We’ve ALL been dumb about guys on occasion — even the most put-together among us, even the most outwardly tough. And I’ll admit I used to commit one of the worst sins there is. I let guys keep me on the back burner rather than expecting them to make me a priority. Here’s how my journey from doormat to self-confident woman has gone down so far.
- I wanted to be “chill.” Remember when you were 13 and you were desperate to impress the cutie in English class? You swooned when he asked for your number but pretended it was no biggie when you found out he only wanted you to help him write his essay. (Or was that just me?) I held onto that 13-year-old’s fake nonchalance way too long. “Oh, it’s okay if you only want to hang out last minute, late at night. No, babe, I wasn’t sleeping. Come on over.” God forbid I should appear to have feelings or desire for commitment. Better to be cool. Right? But I wasn’t the cool girlfriend on the inside. Nope—this girl was on fire with unacknowledged emotions.
- I didn’t think I deserved to be valued. If a guy was treating me like crap, I assumed it was my fault. If I were as beautiful and brilliant as the women he’d been more serious with, he would want to be exclusive with me. As things stood, I accepted my quiet shame at being “not quite good enough” to engage his full attention. Ranking myself low on the scale, it became easy to justify bad behavior. It was eighth grade all over again, except instead of wanting help with assignments, some guys would call me to hang out when they wanted a casual evening or a six-pack of beer.
- I had a very defined type, and I was a sucker for him. I knew what kind of man I wanted, right down to the haircut and career. Unless a dude fit my mold, I couldn’t even raise the faintest interest. Unfortunately, I was so attentive to aesthetic details, I sorely neglected those interior qualities that actually determine a relationship outcome. Compatibility, mutual understanding, trust. (Kissing chemistry was enough for me.) Guys knew they had me from the moment we met. They gave me enough fun moments to keep me around but left themselves plenty of room to detach. Weird as it sounds, they were right too: I think we could always both tell that being life partners wasn’t in the cards for us. Might as well have a little fun meanwhile?
- I realized that independence didn’t mean acting like I was cool. Appearances are worthless if they mask writhing insecurity. I don’t remember the precise moment I acknowledged that my gut was hollow and my romances stale. I only know that the whole game had finally lost its appeal. The truly independent women in my life—friends and family whose relationships I had always admired—made it clear from the damn get-go that they cared a lot about things like commitment and consistency and weren’t about to put up with less than reciprocity from the men in their lives. Good to know!
- I sent final texts and then deleted all numbers. My phone got a major cleanse. It was so satisfying to hit “delete” on all those numbers representing casual go-nowhere memories. If a guy I hadn’t heard from in a while texted me “What’s up,” I straight ignored him. If he put a little more effort in, “I miss you. Are you mad at me?” I responded with a direct “I’m over you for good” message, then zapped the entry from the address book.
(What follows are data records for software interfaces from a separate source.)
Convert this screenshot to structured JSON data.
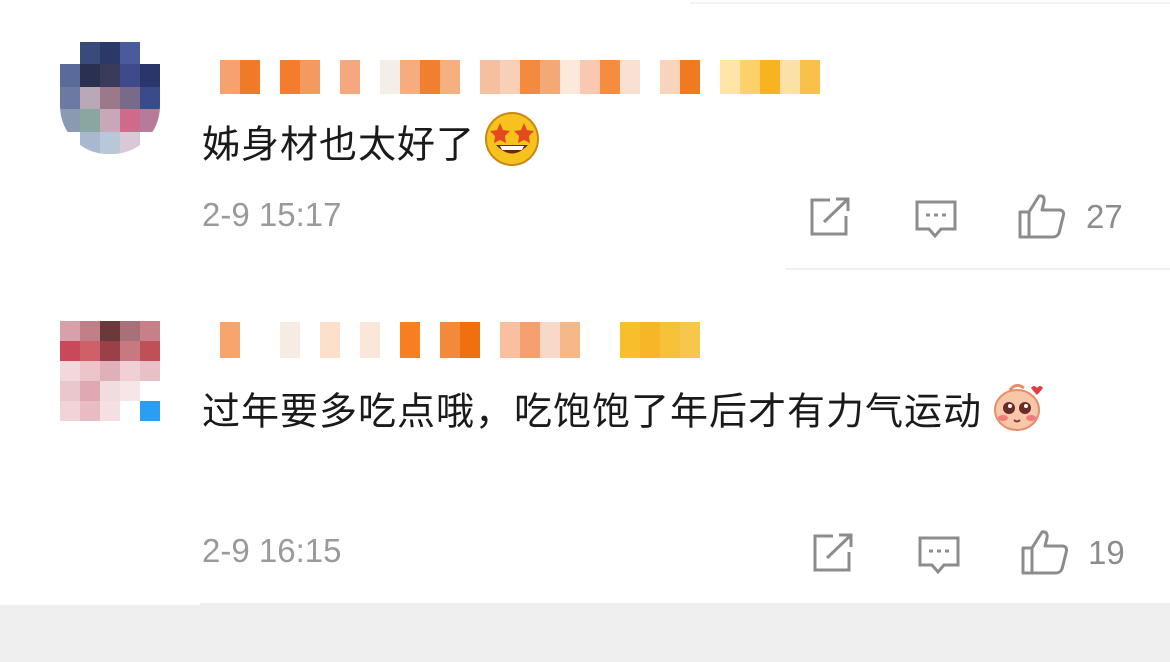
{
  "comments": [
    {
      "text": "姊身材也太好了",
      "emoji": "star-struck-emoji",
      "timestamp": "2-9 15:17",
      "likes": "27"
    },
    {
      "text": "过年要多吃点哦，吃饱饱了年后才有力气运动",
      "emoji": "blushing-sticker-emoji",
      "timestamp": "2-9 16:15",
      "likes": "19"
    }
  ],
  "icons": {
    "share": "share-icon",
    "reply": "comment-icon",
    "like": "thumbs-up-icon"
  },
  "colors": {
    "text": "#1a1a1a",
    "meta": "#9a9a9a",
    "background": "#ffffff",
    "footer": "#efefef"
  }
}
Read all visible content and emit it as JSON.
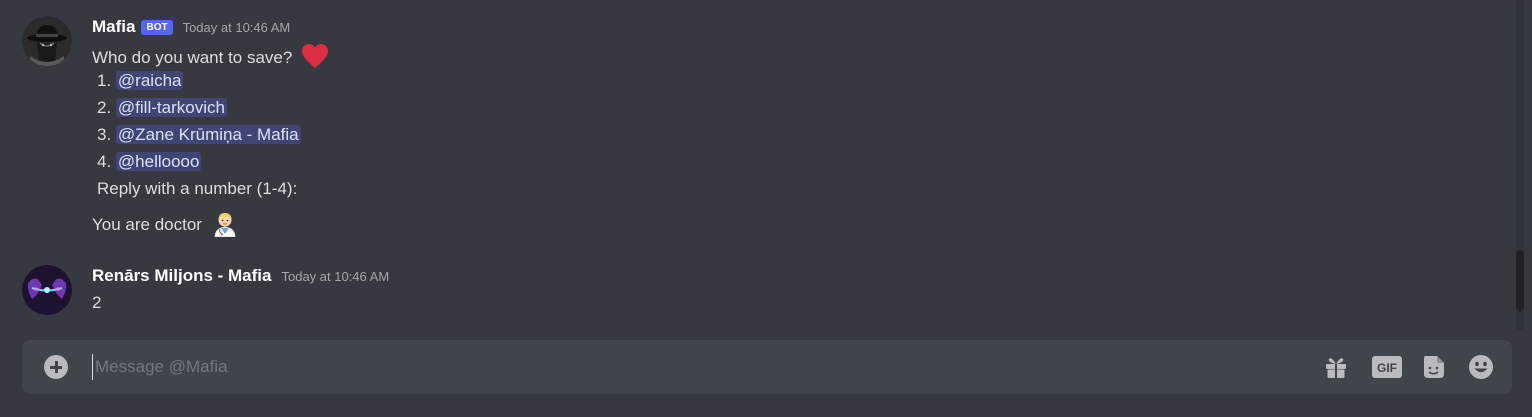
{
  "messages": [
    {
      "username": "Mafia",
      "bot_tag": "BOT",
      "timestamp": "Today at 10:46 AM",
      "avatar_icon": "mafia-hat-avatar",
      "prompt": "Who do you want to save?",
      "options": [
        {
          "num": "1.",
          "mention": "@raicha"
        },
        {
          "num": "2.",
          "mention": "@fill-tarkovich"
        },
        {
          "num": "3.",
          "mention": "@Zane Krūmiņa - Mafia"
        },
        {
          "num": "4.",
          "mention": "@helloooo"
        }
      ],
      "reply_instruction": "Reply with a number (1-4):",
      "role_text": "You are doctor"
    },
    {
      "username": "Renārs Miljons - Mafia",
      "timestamp": "Today at 10:46 AM",
      "avatar_icon": "abstract-purple-avatar",
      "content": "2"
    }
  ],
  "composer": {
    "placeholder": "Message @Mafia",
    "tools": [
      "gift-icon",
      "gif-icon",
      "sticker-icon",
      "emoji-icon"
    ]
  },
  "colors": {
    "background": "#36393f",
    "composer": "#40444b",
    "bot_tag": "#5865f2",
    "mention_bg": "rgba(88,101,242,0.3)",
    "heart": "#dd2e44"
  }
}
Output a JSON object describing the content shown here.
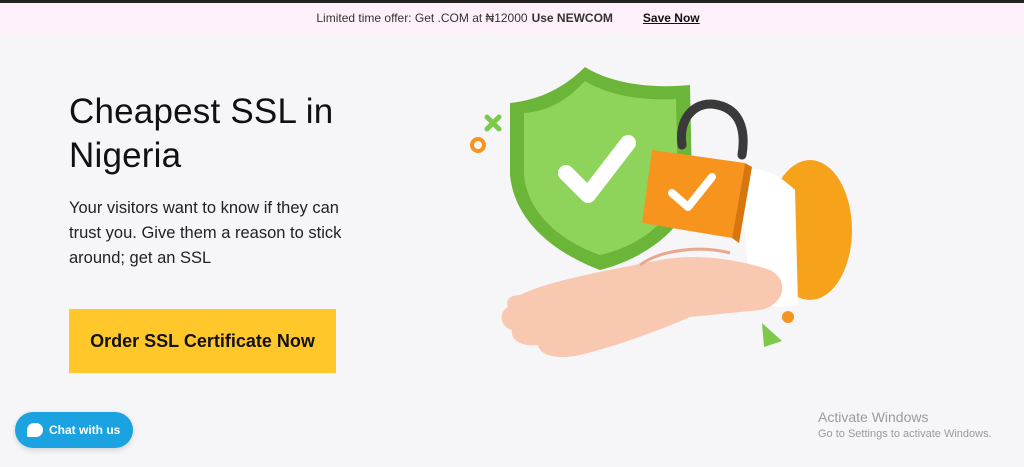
{
  "promo": {
    "text": "Limited time offer: Get .COM at ₦12000",
    "code": "Use NEWCOM",
    "link": "Save Now"
  },
  "hero": {
    "title": "Cheapest SSL  in Nigeria",
    "subtitle": "Your visitors want to know if they can trust you. Give them a reason to stick around; get an SSL",
    "button": "Order SSL Certificate Now"
  },
  "illustration": {
    "name": "hand-holding-shield-and-padlock"
  },
  "chat": {
    "label": "Chat with us"
  },
  "watermark": {
    "title": "Activate Windows",
    "subtitle": "Go to Settings to activate Windows."
  },
  "colors": {
    "accent": "#ffc72a",
    "promo_bg": "#fdf0fa",
    "chat": "#1ba2e0",
    "shield": "#7ec84a",
    "padlock": "#f7941d"
  }
}
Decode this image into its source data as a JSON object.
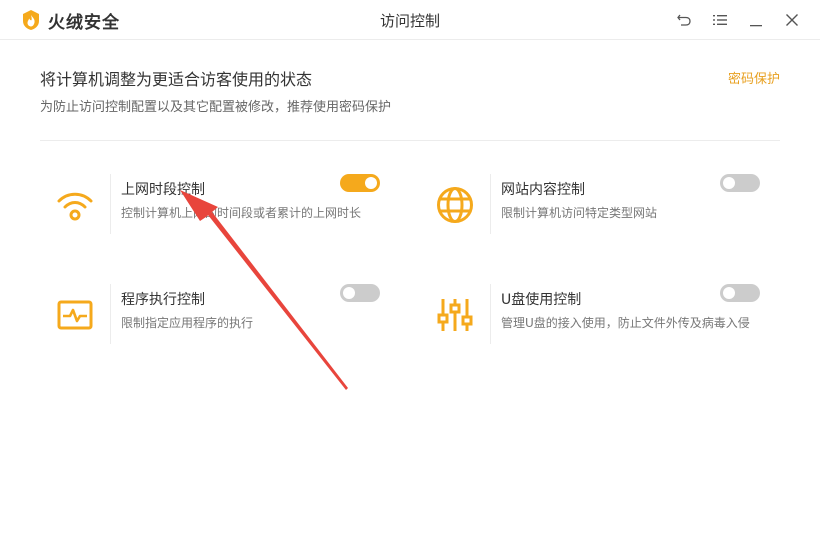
{
  "app": {
    "name": "火绒安全",
    "window_title": "访问控制"
  },
  "window_controls": {
    "back_icon": "undo-arrow-icon",
    "menu_icon": "menu-icon",
    "minimize_icon": "minimize-icon",
    "close_icon": "close-icon"
  },
  "header": {
    "title": "将计算机调整为更适合访客使用的状态",
    "subtitle": "为防止访问控制配置以及其它配置被修改，推荐使用密码保护",
    "password_link": "密码保护"
  },
  "features": [
    {
      "title": "上网时段控制",
      "description": "控制计算机上网的时间段或者累计的上网时长",
      "icon": "wifi-icon",
      "enabled": true
    },
    {
      "title": "网站内容控制",
      "description": "限制计算机访问特定类型网站",
      "icon": "globe-icon",
      "enabled": false
    },
    {
      "title": "程序执行控制",
      "description": "限制指定应用程序的执行",
      "icon": "monitor-pulse-icon",
      "enabled": false
    },
    {
      "title": "U盘使用控制",
      "description": "管理U盘的接入使用，防止文件外传及病毒入侵",
      "icon": "sliders-icon",
      "enabled": false
    }
  ],
  "colors": {
    "accent": "#f5a91c",
    "link": "#e8a020",
    "toggle_off": "#cccccc",
    "annotation": "#e8453c"
  }
}
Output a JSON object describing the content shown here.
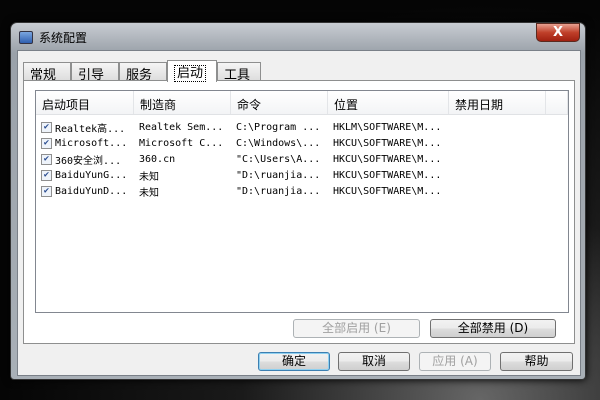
{
  "window": {
    "title": "系统配置",
    "close": "X"
  },
  "tabs": [
    {
      "label": "常规"
    },
    {
      "label": "引导"
    },
    {
      "label": "服务"
    },
    {
      "label": "启动"
    },
    {
      "label": "工具"
    }
  ],
  "columns": [
    "启动项目",
    "制造商",
    "命令",
    "位置",
    "禁用日期"
  ],
  "rows": [
    {
      "checked": true,
      "item": "Realtek高...",
      "maker": "Realtek Sem...",
      "command": "C:\\Program ...",
      "location": "HKLM\\SOFTWARE\\M...",
      "date": ""
    },
    {
      "checked": true,
      "item": "Microsoft...",
      "maker": "Microsoft C...",
      "command": "C:\\Windows\\...",
      "location": "HKCU\\SOFTWARE\\M...",
      "date": ""
    },
    {
      "checked": true,
      "item": "360安全浏...",
      "maker": "360.cn",
      "command": "\"C:\\Users\\A...",
      "location": "HKCU\\SOFTWARE\\M...",
      "date": ""
    },
    {
      "checked": true,
      "item": "BaiduYunG...",
      "maker": "未知",
      "command": "\"D:\\ruanjia...",
      "location": "HKCU\\SOFTWARE\\M...",
      "date": ""
    },
    {
      "checked": true,
      "item": "BaiduYunD...",
      "maker": "未知",
      "command": "\"D:\\ruanjia...",
      "location": "HKCU\\SOFTWARE\\M...",
      "date": ""
    }
  ],
  "buttons": {
    "enable_all": "全部启用 (E)",
    "disable_all": "全部禁用 (D)",
    "ok": "确定",
    "cancel": "取消",
    "apply": "应用 (A)",
    "help": "帮助"
  }
}
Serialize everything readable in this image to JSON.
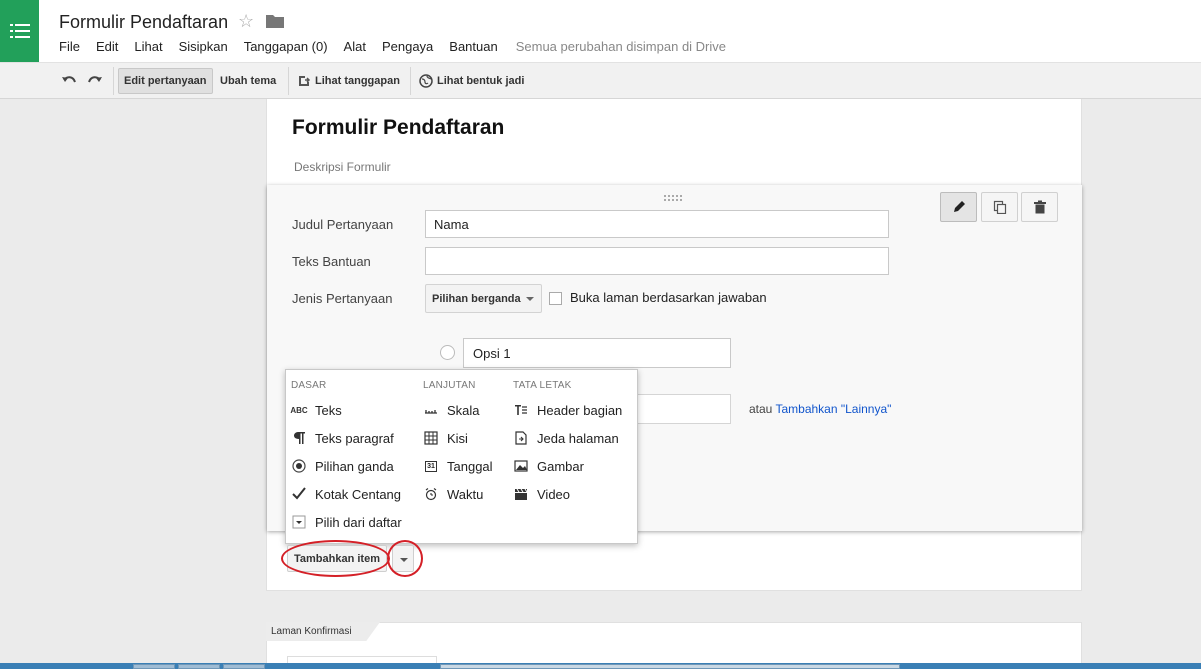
{
  "header": {
    "doc_title": "Formulir Pendaftaran",
    "menu": [
      "File",
      "Edit",
      "Lihat",
      "Sisipkan",
      "Tanggapan (0)",
      "Alat",
      "Pengaya",
      "Bantuan"
    ],
    "save_status": "Semua perubahan disimpan di Drive"
  },
  "toolbar": {
    "edit_questions": "Edit pertanyaan",
    "change_theme": "Ubah tema",
    "view_responses": "Lihat tanggapan",
    "view_live_form": "Lihat bentuk jadi"
  },
  "form": {
    "title": "Formulir Pendaftaran",
    "description": "Deskripsi Formulir"
  },
  "question": {
    "title_label": "Judul Pertanyaan",
    "title_value": "Nama",
    "help_label": "Teks Bantuan",
    "help_value": "",
    "type_label": "Jenis Pertanyaan",
    "type_value": "Pilihan berganda",
    "page_nav_label": "Buka laman berdasarkan jawaban",
    "option1": "Opsi 1",
    "or_text": "atau",
    "add_other_link": "Tambahkan \"Lainnya\""
  },
  "item_menu": {
    "basic_header": "DASAR",
    "advanced_header": "LANJUTAN",
    "layout_header": "TATA LETAK",
    "basic": [
      "Teks",
      "Teks paragraf",
      "Pilihan ganda",
      "Kotak Centang",
      "Pilih dari daftar"
    ],
    "advanced": [
      "Skala",
      "Kisi",
      "Tanggal",
      "Waktu"
    ],
    "layout": [
      "Header bagian",
      "Jeda halaman",
      "Gambar",
      "Video"
    ],
    "text_icon_glyph": "ABC",
    "date_icon_glyph": "31"
  },
  "add_item": {
    "label": "Tambahkan item"
  },
  "confirmation": {
    "tab_label": "Laman Konfirmasi"
  },
  "colors": {
    "brand_green": "#22a05a",
    "link_blue": "#1155cc",
    "annotation_red": "#d42027"
  }
}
- Dudes who had flaked on me suddenly got really interested. Oh God, did they ever. When I was no longer available, they suddenly couldn’t get along without me. It was bizarre how the pattern repeated itself. Now these guys would do anything to get me back: date exclusively, give up bad habits, even return from out of state just to be nearer to me. I guess they didn’t realize that once I’d made up my mind about something, I meant it. No takebacks or confusion. So long, fellas. I was over it for good.
- I stopped craving guys I knew weren’t serious. Like when you give up processed foods and sugar, after a while, your body and soul prefers something wholesome. “Handsome but uncommitted” didn’t even stimulate my appetite anymore. I’d never realized how much being the back-burner chick had dragged me down. I began feeling lighter than I had in years. Not that it was easy. Loneliness could hit hard. But I also got stronger by the day and more certain that I was on the right track.
- I worked on my own behavior. Letting a guy keep me on the back burner wasn’t all about him. I enabled it too. I remembered the frustration of dating flaky, selfish guys and took a hard look at my own actions. Although I had never manipulated any guy on purpose, I knew there had been times I stuck with a man I knew wasn’t “The One” because I didn’t want to give him up entirely. In the vein of “treat others as you would be treated,” I started to analyze all of my romantic interactions more carefully. And if I knew I wasn’t prepared to give a man the love and attention he deserved, I ended things immediately. I refused to lead anyone on or take advantage of their feelings.
- Demanding respect is still a struggle, but I know it’s just a part of my personal journey. For every one of us, working on what we find most difficult is a quest that lasts a lifetime. I know I’ll always wrestle with self-confidence, and in moments of weakness, I’ll anxiously doubt my appeal to men. It will sometimes seem so much easier to revert, grab a scrap of attention where I can, and ignore my pain during the tough moments. But I’m not one to back down from a challenge. And every time I choose to honor my own needs instead of accommodating some thoughtless dude, I’ll take another step on the path to true love.